This is a free course and lunch is provided.
 
Minnesota Roadway Maintenance Training and Demo Day
The cost is $125 and includes parking, refreshments, lunch, and program materials.


By: Troy Walsh

Friday, April 1, 2016

Ransomware

Imagine a criminal breaking into your home, but instead of taking anything, they change the locks and tell you to pay them or they will not give you the new keys. This is what Ransomware does, though instead of your home, it is all of the files on your computer. Files you need to access in order to do your job. These criminals plan on using that need for their own profit.
 
Here is an article from The Washington Post that demonstrates just how bad this type of malware can be for your city.

What it is?

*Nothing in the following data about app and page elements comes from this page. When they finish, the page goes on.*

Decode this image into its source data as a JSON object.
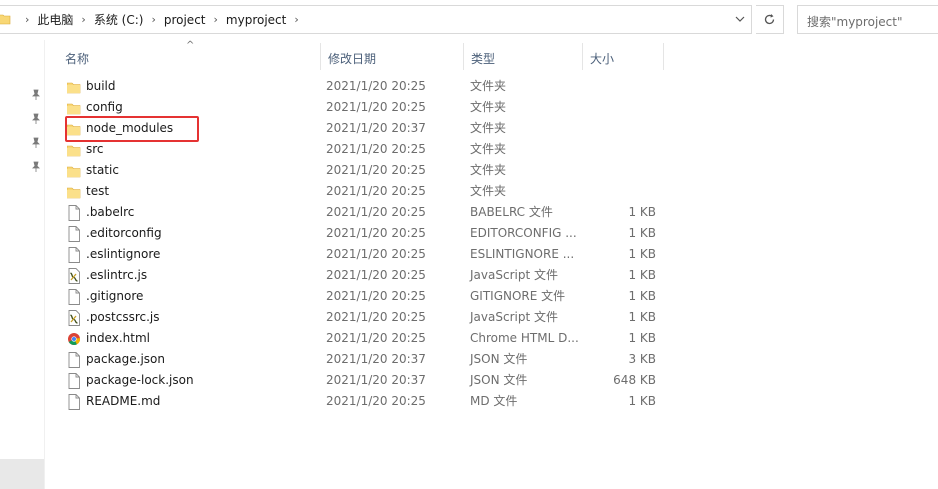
{
  "breadcrumb": {
    "items": [
      "此电脑",
      "系统 (C:)",
      "project",
      "myproject"
    ]
  },
  "search": {
    "placeholder": "搜索\"myproject\""
  },
  "columns": {
    "name": "名称",
    "date": "修改日期",
    "type": "类型",
    "size": "大小"
  },
  "files": [
    {
      "name": "build",
      "date": "2021/1/20 20:25",
      "type": "文件夹",
      "size": "",
      "icon": "folder-icon"
    },
    {
      "name": "config",
      "date": "2021/1/20 20:25",
      "type": "文件夹",
      "size": "",
      "icon": "folder-icon"
    },
    {
      "name": "node_modules",
      "date": "2021/1/20 20:37",
      "type": "文件夹",
      "size": "",
      "icon": "folder-icon"
    },
    {
      "name": "src",
      "date": "2021/1/20 20:25",
      "type": "文件夹",
      "size": "",
      "icon": "folder-icon"
    },
    {
      "name": "static",
      "date": "2021/1/20 20:25",
      "type": "文件夹",
      "size": "",
      "icon": "folder-icon"
    },
    {
      "name": "test",
      "date": "2021/1/20 20:25",
      "type": "文件夹",
      "size": "",
      "icon": "folder-icon"
    },
    {
      "name": ".babelrc",
      "date": "2021/1/20 20:25",
      "type": "BABELRC 文件",
      "size": "1 KB",
      "icon": "file-icon"
    },
    {
      "name": ".editorconfig",
      "date": "2021/1/20 20:25",
      "type": "EDITORCONFIG ...",
      "size": "1 KB",
      "icon": "file-icon"
    },
    {
      "name": ".eslintignore",
      "date": "2021/1/20 20:25",
      "type": "ESLINTIGNORE ...",
      "size": "1 KB",
      "icon": "file-icon"
    },
    {
      "name": ".eslintrc.js",
      "date": "2021/1/20 20:25",
      "type": "JavaScript 文件",
      "size": "1 KB",
      "icon": "js-file-icon"
    },
    {
      "name": ".gitignore",
      "date": "2021/1/20 20:25",
      "type": "GITIGNORE 文件",
      "size": "1 KB",
      "icon": "file-icon"
    },
    {
      "name": ".postcssrc.js",
      "date": "2021/1/20 20:25",
      "type": "JavaScript 文件",
      "size": "1 KB",
      "icon": "js-file-icon"
    },
    {
      "name": "index.html",
      "date": "2021/1/20 20:25",
      "type": "Chrome HTML D...",
      "size": "1 KB",
      "icon": "chrome-icon"
    },
    {
      "name": "package.json",
      "date": "2021/1/20 20:37",
      "type": "JSON 文件",
      "size": "3 KB",
      "icon": "file-icon"
    },
    {
      "name": "package-lock.json",
      "date": "2021/1/20 20:37",
      "type": "JSON 文件",
      "size": "648 KB",
      "icon": "file-icon"
    },
    {
      "name": "README.md",
      "date": "2021/1/20 20:25",
      "type": "MD 文件",
      "size": "1 KB",
      "icon": "file-icon"
    }
  ],
  "colors": {
    "folder": "#f8d775",
    "highlight": "#e53232",
    "header_text": "#4c607a"
  }
}
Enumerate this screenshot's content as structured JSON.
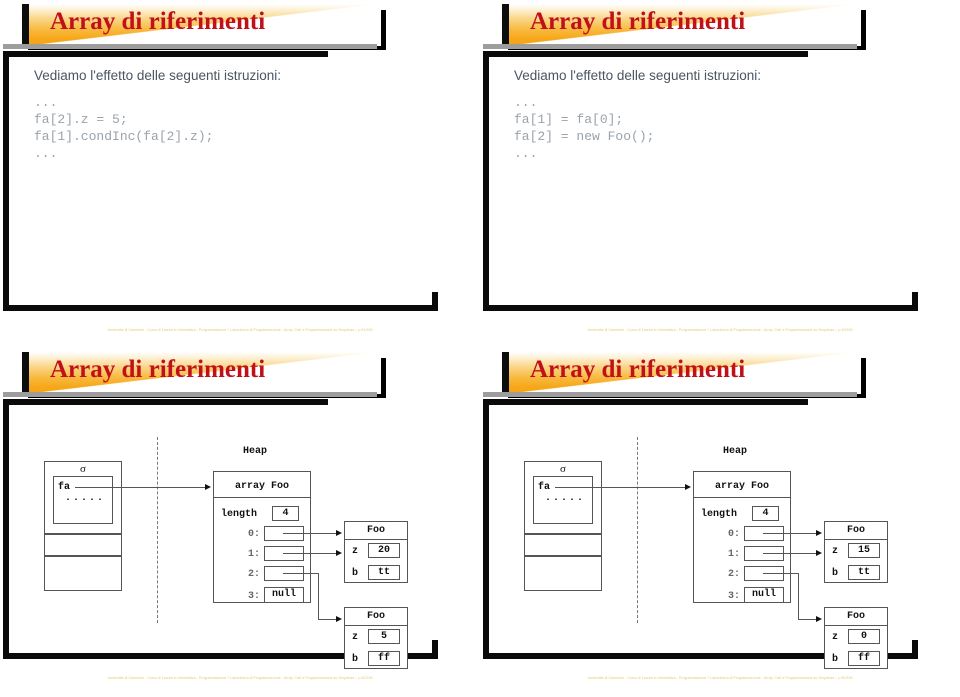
{
  "deck": {
    "title": "Array di riferimenti",
    "footer": "Università di Camerino - Corso di Laurea in Informatica - Programmazione + Laboratorio di Programmazione - Array, Cicli e Programmazione su Sequenze – p.51/105",
    "footer_52": "Università di Camerino - Corso di Laurea in Informatica - Programmazione + Laboratorio di Programmazione - Array, Cicli e Programmazione su Sequenze – p.52/105",
    "footer_49": "Università di Camerino - Corso di Laurea in Informatica - Programmazione + Laboratorio di Programmazione - Array, Cicli e Programmazione su Sequenze – p.49/105",
    "footer_50": "Università di Camerino - Corso di Laurea in Informatica - Programmazione + Laboratorio di Programmazione - Array, Cicli e Programmazione su Sequenze – p.50/105",
    "colors": {
      "title_red": "#c0101a",
      "banner_orange": "#f5a312",
      "grey_rule": "#9d9d9d",
      "frame_black": "#0a0a0a",
      "body_text": "#4a5561",
      "code_text": "#9aa3ab",
      "footer_gold": "#e4c86a"
    }
  },
  "slide_tl": {
    "title": "Array di riferimenti",
    "intro": "Vediamo l'effetto delle seguenti istruzioni:",
    "code": "...\nfa[2].z = 5;\nfa[1].condInc(fa[2].z);\n..."
  },
  "slide_tr": {
    "title": "Array di riferimenti",
    "intro": "Vediamo l'effetto delle seguenti istruzioni:",
    "code": "...\nfa[1] = fa[0];\nfa[2] = new Foo();\n..."
  },
  "slide_bl": {
    "title": "Array di riferimenti",
    "diagram": {
      "stack_label": "σ",
      "stack_var": "fa",
      "stack_dots": ".....",
      "heap_label": "Heap",
      "array_title": "array Foo",
      "length_label": "length",
      "length_value": "4",
      "slots": [
        {
          "index": "0:",
          "value": ""
        },
        {
          "index": "1:",
          "value": ""
        },
        {
          "index": "2:",
          "value": ""
        },
        {
          "index": "3:",
          "value": "null"
        }
      ],
      "objects": [
        {
          "title": "Foo",
          "fields": [
            {
              "name": "z",
              "value": "20"
            },
            {
              "name": "b",
              "value": "tt"
            }
          ]
        },
        {
          "title": "Foo",
          "fields": [
            {
              "name": "z",
              "value": "5"
            },
            {
              "name": "b",
              "value": "ff"
            }
          ]
        }
      ]
    }
  },
  "slide_br": {
    "title": "Array di riferimenti",
    "diagram": {
      "stack_label": "σ",
      "stack_var": "fa",
      "stack_dots": ".....",
      "heap_label": "Heap",
      "array_title": "array Foo",
      "length_label": "length",
      "length_value": "4",
      "slots": [
        {
          "index": "0:",
          "value": ""
        },
        {
          "index": "1:",
          "value": ""
        },
        {
          "index": "2:",
          "value": ""
        },
        {
          "index": "3:",
          "value": "null"
        }
      ],
      "objects": [
        {
          "title": "Foo",
          "fields": [
            {
              "name": "z",
              "value": "15"
            },
            {
              "name": "b",
              "value": "tt"
            }
          ]
        },
        {
          "title": "Foo",
          "fields": [
            {
              "name": "z",
              "value": "0"
            },
            {
              "name": "b",
              "value": "ff"
            }
          ]
        }
      ]
    }
  }
}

Ransomware is a type of malware that uses encryption to restrict access either by locking files or by inhibiting entry into the system altogether. Once the system is encrypted, it is very difficult, or impossible, to gain access again on your own. The malware operators then require payment before they unlock the system (which they may not do even if they are paid).
The pop up message requesting payment may be disguised as a fake warning pretending to be from a law enforcement agency locking your system claiming that it has been used for illegal purposes, or even Microsoft stating the version of windows you are running is pirated. Do not be fooled by this, call an IT professional and the police immediately. Do not turn any infected systems off either, doing so may actually make the IT pro’s job more difficult.

What you can do to protect yourself?

The typical method malware, such as ransomware, gets on your system is through some form of download.  It may be hidden in something you download, so be sure to only download files or programs from trusted sites.
Another method used to infect your computer is phishing emails. These are spam emails used to trick you into clicking a link that will take you to a fraudulent site that will download the malware to your system. Make sure you’re using some form of anti-virus software that includes email checking. The best practice is to delete any emails from sources you don’t know. Never click any links in emails unless they are from a trusted source. Also be wary of emails that appear to be from trusted sources that contain just links or a simple phrase such as, “check out this video!” or “this site is so great!” The trusted source may have gotten a virus, and that virus is sending those emails, or the email may contain a spoofed address.
For other ways to protect yourself, you can also check out our On the Line blog on this topic by LMC’s Greg Van Wormer.

Backup you system regularly!

It may be impossible to recover your files once they have been encrypted by ransomware; however, if you have your data backed up, you can limit the how much information you lose.
Cities should be backing up their systems, at least weekly (nightly is better!), and storing backups in a place safely offline and away from any computers that may become infected. Consider using a rotating backup schedule, allowing for multiple backups to be retained.  If you do use such a schedule please consult with your city’s Responsible Authority to ensure your backup schedule meets your city’s records retention schedule.   

What should you do if you get it?

Despite your best efforts, you may still find yourself the victim of ransomware. Should this be the case, call the police, an IT professional (if you have one in house), and LMCIT right away, as mitigation may be covered under your Property/Casualty insurance.  Whatever you do, Do Not Pay the Ransom, there is no guarantee they will actually remove the ransomware should you pay it.

Computers and the internet are a great resource, please remember to use them safely.



By: Cody Tuttle